Matt Collins has written a defense of his refusal to shake Congressman Zach Wamp’s hand, which I blogged about the other day. It’s more a response to A.C. Kleinheider than to me, but there are still a few points worth making.
Libertarians and serious small-government conservatives face a dilemma: The Libertarian Party and the Constitution Party are both principled (despite some differences in their principles) but almost entirely ineffective at getting candidates elected and policies implemented. The Republican Party is much more effective at getting candidates elected and policies put in place, but is frequently unprincipled. The end result is a failure to shrink the federal government. Ron Paul Republicans are trying to break this cycle — to both be more principled than the standard-issue GOP while being more effective than the Libertarians and Constitutionalists.
If a strategy of working within the Republican Party is to be successful, it will require two things: 1.) taking over where possible, by electing like-minded folks such as Matt Collins to political offices and party leadership positions and 2.) working with the other members of the party where taking over is not possible, trying to bring your fellow Republicans closer to your point of view. Refusing to extend common courtesy to Republicans you disagree with makes #2 very difficult and may ultimately complicate #1.
Take a look at Ron Paul’s audit the Fed bill. It has 271 cosponsors in the House. Those cosponsors include Republicans like Wamp who voted for the bailout. It includes Democrats who are basically socialists. The bill’s leading champion in the Senate is Jim DeMint, who voted for the Iraq war while he was in the House. Some of these supporters are sincere converts. Some have long been good economic conservatives. Some are political opportunists. Very few of them are consistent constitutionalists.
Should we shun these legislators or should we pass the bill?
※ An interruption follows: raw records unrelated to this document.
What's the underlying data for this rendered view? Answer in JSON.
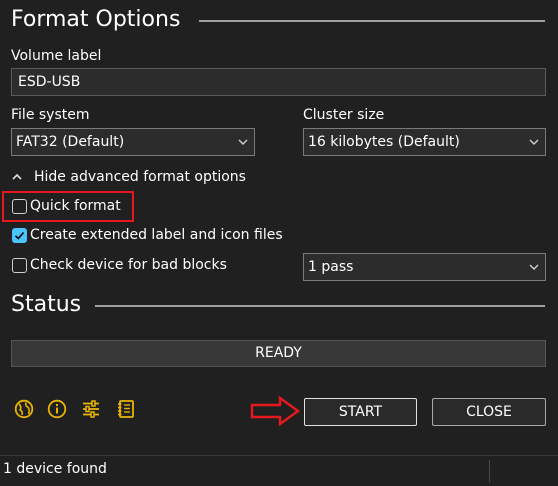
{
  "format_options": {
    "title": "Format Options",
    "volume_label": {
      "label": "Volume label",
      "value": "ESD-USB"
    },
    "file_system": {
      "label": "File system",
      "value": "FAT32 (Default)"
    },
    "cluster_size": {
      "label": "Cluster size",
      "value": "16 kilobytes (Default)"
    },
    "advanced_toggle": "Hide advanced format options",
    "quick_format": {
      "label": "Quick format",
      "checked": false
    },
    "extended_label": {
      "label": "Create extended label and icon files",
      "checked": true
    },
    "bad_blocks": {
      "label": "Check device for bad blocks",
      "checked": false,
      "passes": "1 pass"
    }
  },
  "status": {
    "title": "Status",
    "progress_text": "READY",
    "progress_value": 0
  },
  "actions": {
    "start": "START",
    "close": "CLOSE",
    "icons": [
      "globe-icon",
      "info-icon",
      "settings-sliders-icon",
      "log-icon"
    ]
  },
  "status_bar": {
    "text": "1 device found"
  },
  "colors": {
    "background": "#202020",
    "checkbox_accent": "#4cc2ff",
    "tool_icon": "#e8b400",
    "annotation_red": "#e8191e"
  }
}
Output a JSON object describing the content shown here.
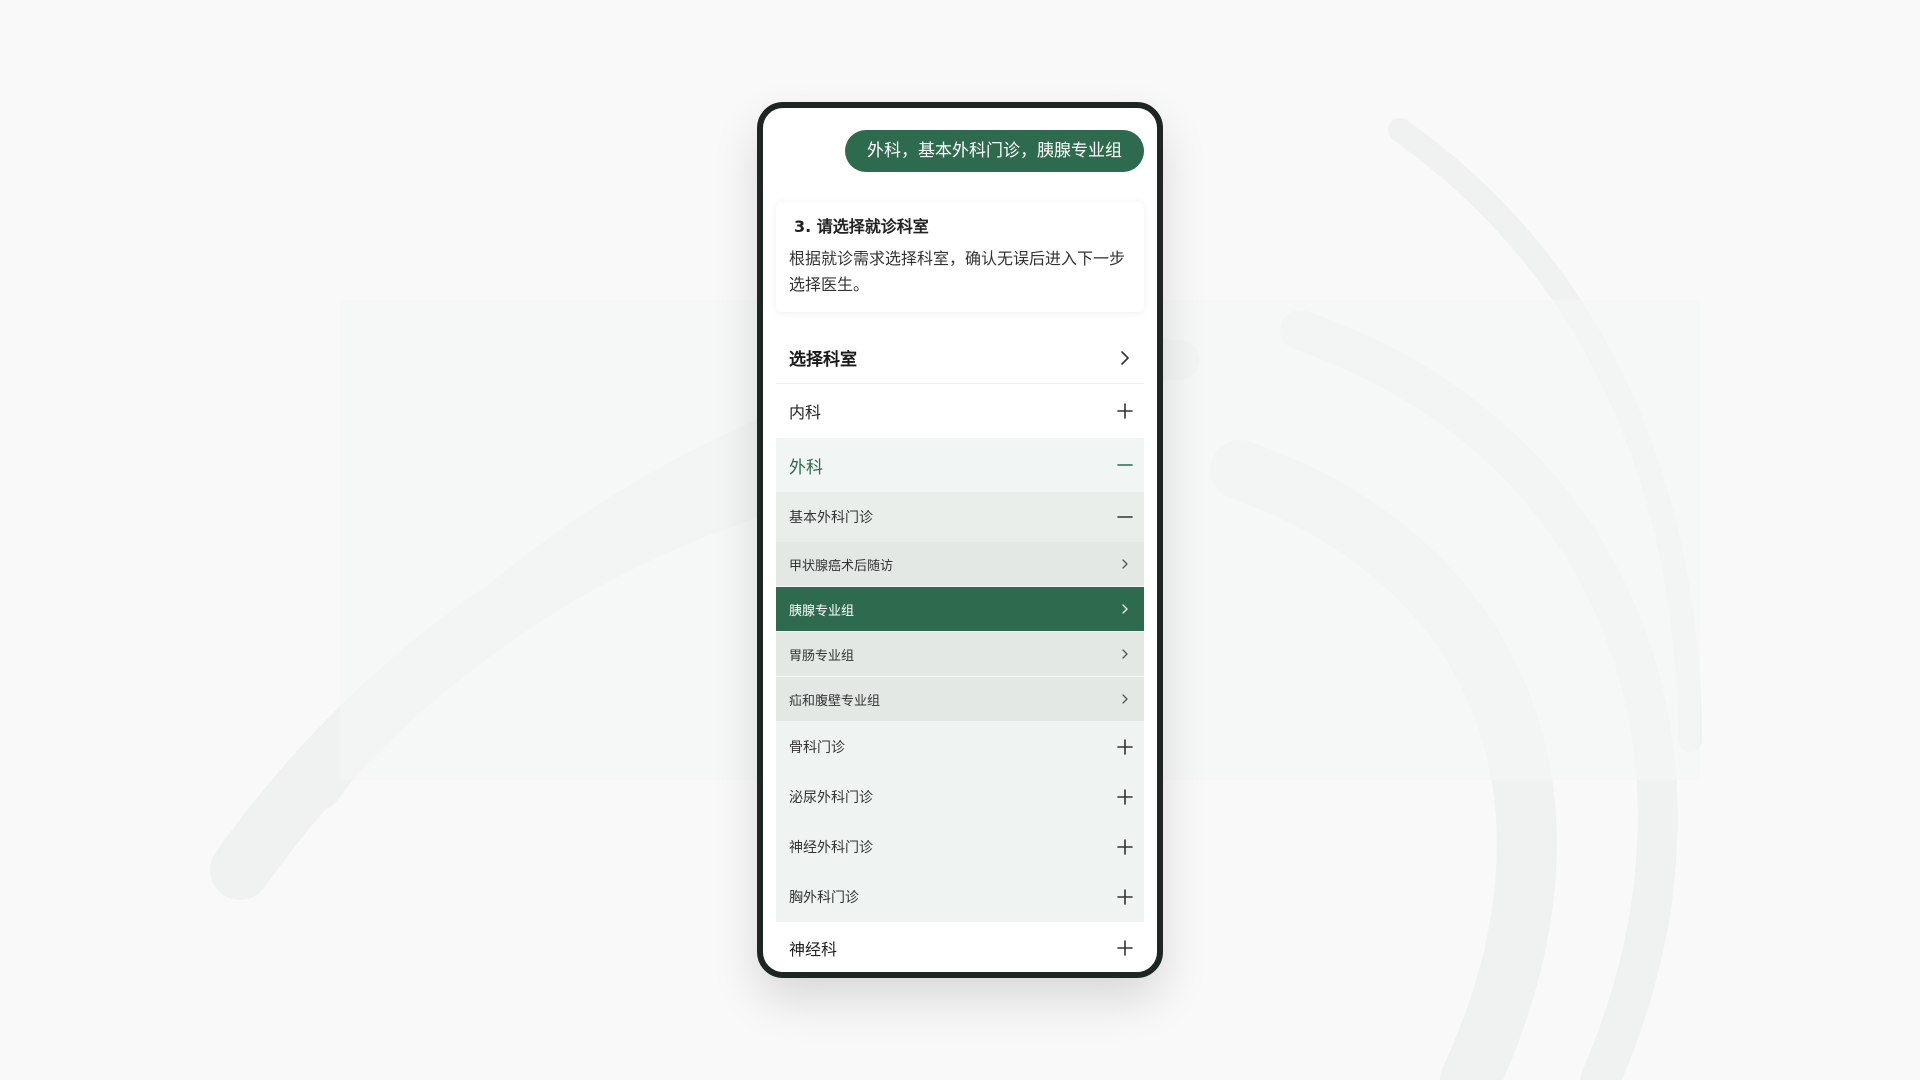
{
  "chat": {
    "selected_path": "外科，基本外科门诊，胰腺专业组"
  },
  "step": {
    "title": "3. 请选择就诊科室",
    "description": "根据就诊需求选择科室，确认无误后进入下一步选择医生。"
  },
  "department_list": {
    "header_label": "选择科室",
    "departments": [
      {
        "label": "内科",
        "state": "collapsed",
        "icon": "plus-icon"
      },
      {
        "label": "外科",
        "state": "expanded",
        "icon": "minus-icon"
      },
      {
        "label": "神经科",
        "state": "collapsed",
        "icon": "plus-icon"
      }
    ],
    "clinics": [
      {
        "label": "基本外科门诊",
        "state": "expanded",
        "icon": "minus-icon"
      },
      {
        "label": "骨科门诊",
        "state": "collapsed",
        "icon": "plus-icon"
      },
      {
        "label": "泌尿外科门诊",
        "state": "collapsed",
        "icon": "plus-icon"
      },
      {
        "label": "神经外科门诊",
        "state": "collapsed",
        "icon": "plus-icon"
      },
      {
        "label": "胸外科门诊",
        "state": "collapsed",
        "icon": "plus-icon"
      }
    ],
    "groups": [
      {
        "label": "甲状腺癌术后随访",
        "selected": false,
        "icon": "chevron-right-icon"
      },
      {
        "label": "胰腺专业组",
        "selected": true,
        "icon": "chevron-right-icon"
      },
      {
        "label": "胃肠专业组",
        "selected": false,
        "icon": "chevron-right-icon"
      },
      {
        "label": "疝和腹壁专业组",
        "selected": false,
        "icon": "chevron-right-icon"
      }
    ]
  },
  "colors": {
    "brand_green": "#2e6a4e",
    "page_background": "#f8f9f8",
    "phone_frame": "#1e2624"
  }
}
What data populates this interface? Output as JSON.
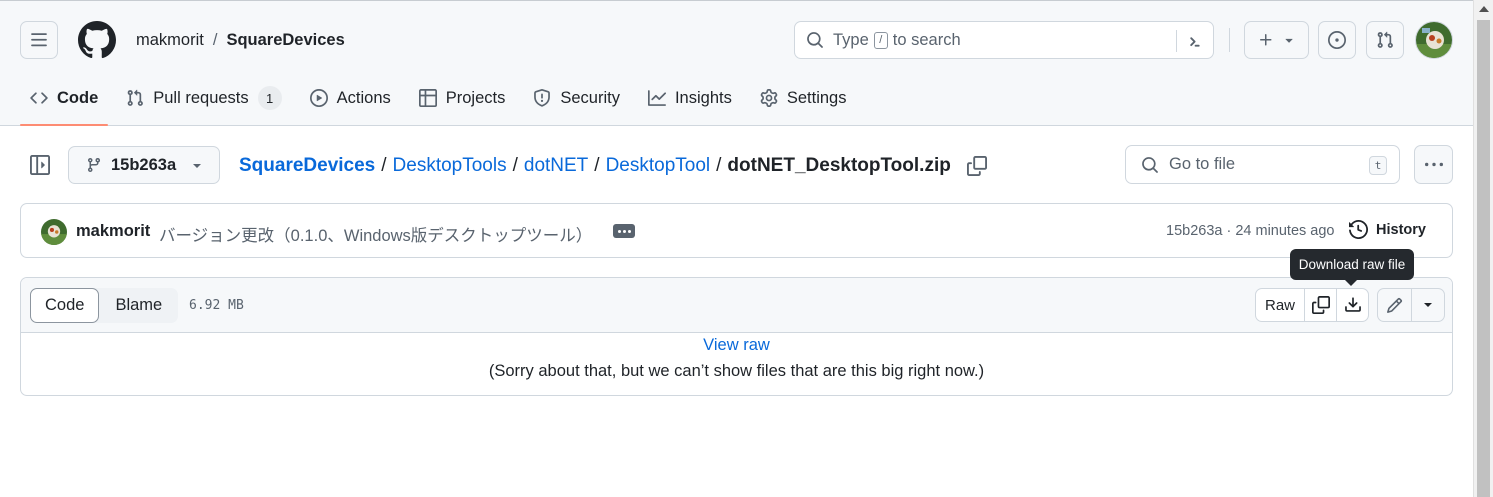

The Campaign for Liberty is a fine organization doing important work. I’m a contributing editor to the magazine published by Young Americans for Liberty. I’m obviously sympathetic to what the Ron Paul Republicans are trying to do. But for all the excitement that surrounded Ron Paul, we still ended up with a choice of John McCain versus Barack Obama in the presidential election. We still live in a country where most of what the federal government does is unconstitutional and completely alien to the Founding Fathers. If a president who tried to follow the Constitution actually got elected, millions of Americans would want him impeached!
Changing all that will require persuading large numbers of people, not comparing them to home invaders. Being co-opted by an establishment hungry for the money Ron Paul raised is something to guard against. I’m again reminded of the Ron Paul Republicans who worked hard to get delegate slots at the national convention only to vote for John McCain when they got there. But self-marginalization is also something to guard against, and a constant temptation among true believers.
Hey, it’s a (somewhat) free country. Matt Collins doesn’t have to shake the hand of anyone he doesn’t want to. But shunning is a better tool for reinforcing existing norms than changing them.